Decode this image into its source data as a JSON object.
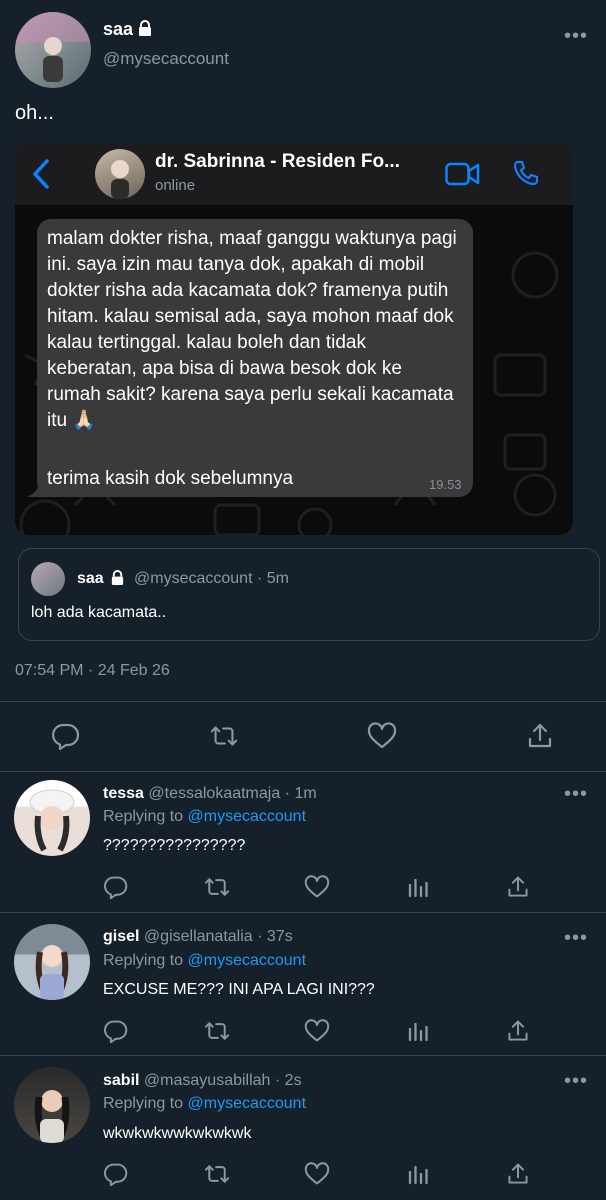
{
  "tweet": {
    "author_name": "saa",
    "author_handle": "@mysecaccount",
    "text": "oh...",
    "timestamp": "07:54 PM · 24 Feb 26"
  },
  "screenshot": {
    "contact_name": "dr. Sabrinna - Residen Fo...",
    "contact_status": "online",
    "message_text": "malam dokter risha, maaf ganggu waktunya pagi ini. saya izin mau tanya dok, apakah di mobil dokter risha ada kacamata dok? framenya putih hitam. kalau semisal ada, saya mohon maaf dok kalau tertinggal. kalau boleh dan tidak keberatan, apa bisa di bawa besok dok ke rumah sakit? karena saya perlu sekali kacamata itu 🙏🏻",
    "message_text_2": "terima kasih dok sebelumnya",
    "message_time": "19.53"
  },
  "quote": {
    "author_name": "saa",
    "meta": "@mysecaccount · 5m",
    "text": "loh ada kacamata.."
  },
  "replies": [
    {
      "name": "tessa",
      "meta": "@tessalokaatmaja · 1m",
      "replying_prefix": "Replying to",
      "replying_to": "@mysecaccount",
      "text": "????????????????"
    },
    {
      "name": "gisel",
      "meta": "@gisellanatalia · 37s",
      "replying_prefix": "Replying to",
      "replying_to": "@mysecaccount",
      "text": "EXCUSE ME??? INI APA LAGI INI???"
    },
    {
      "name": "sabil",
      "meta": "@masayusabillah · 2s",
      "replying_prefix": "Replying to",
      "replying_to": "@mysecaccount",
      "text": "wkwkwkwwkwkwkwk"
    }
  ],
  "colors": {
    "background": "#15202b",
    "accent": "#1d9bf0",
    "muted": "#8b98a5",
    "chat_bubble": "#3a3a3c",
    "chat_background": "#0b0b0b"
  }
}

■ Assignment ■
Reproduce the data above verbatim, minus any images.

■ Written response ■
Decode this image into its source data as a JSON object.
{
  "tweet": {
    "author_name": "saa",
    "author_handle": "@mysecaccount",
    "text": "oh...",
    "timestamp": "07:54 PM · 24 Feb 26"
  },
  "screenshot": {
    "contact_name": "dr. Sabrinna - Residen Fo...",
    "contact_status": "online",
    "message_text": "malam dokter risha, maaf ganggu waktunya pagi ini. saya izin mau tanya dok, apakah di mobil dokter risha ada kacamata dok? framenya putih hitam. kalau semisal ada, saya mohon maaf dok kalau tertinggal. kalau boleh dan tidak keberatan, apa bisa di bawa besok dok ke rumah sakit? karena saya perlu sekali kacamata itu 🙏🏻",
    "message_text_2": "terima kasih dok sebelumnya",
    "message_time": "19.53"
  },
  "quote": {
    "author_name": "saa",
    "meta": "@mysecaccount · 5m",
    "text": "loh ada kacamata.."
  },
  "replies": [
    {
      "name": "tessa",
      "meta": "@tessalokaatmaja · 1m",
      "replying_prefix": "Replying to",
      "replying_to": "@mysecaccount",
      "text": "????????????????"
    },
    {
      "name": "gisel",
      "meta": "@gisellanatalia · 37s",
      "replying_prefix": "Replying to",
      "replying_to": "@mysecaccount",
      "text": "EXCUSE ME??? INI APA LAGI INI???"
    },
    {
      "name": "sabil",
      "meta": "@masayusabillah · 2s",
      "replying_prefix": "Replying to",
      "replying_to": "@mysecaccount",
      "text": "wkwkwkwwkwkwkwk"
    }
  ],
  "colors": {
    "background": "#15202b",
    "accent": "#1d9bf0",
    "muted": "#8b98a5",
    "chat_bubble": "#3a3a3c",
    "chat_background": "#0b0b0b"
  }
}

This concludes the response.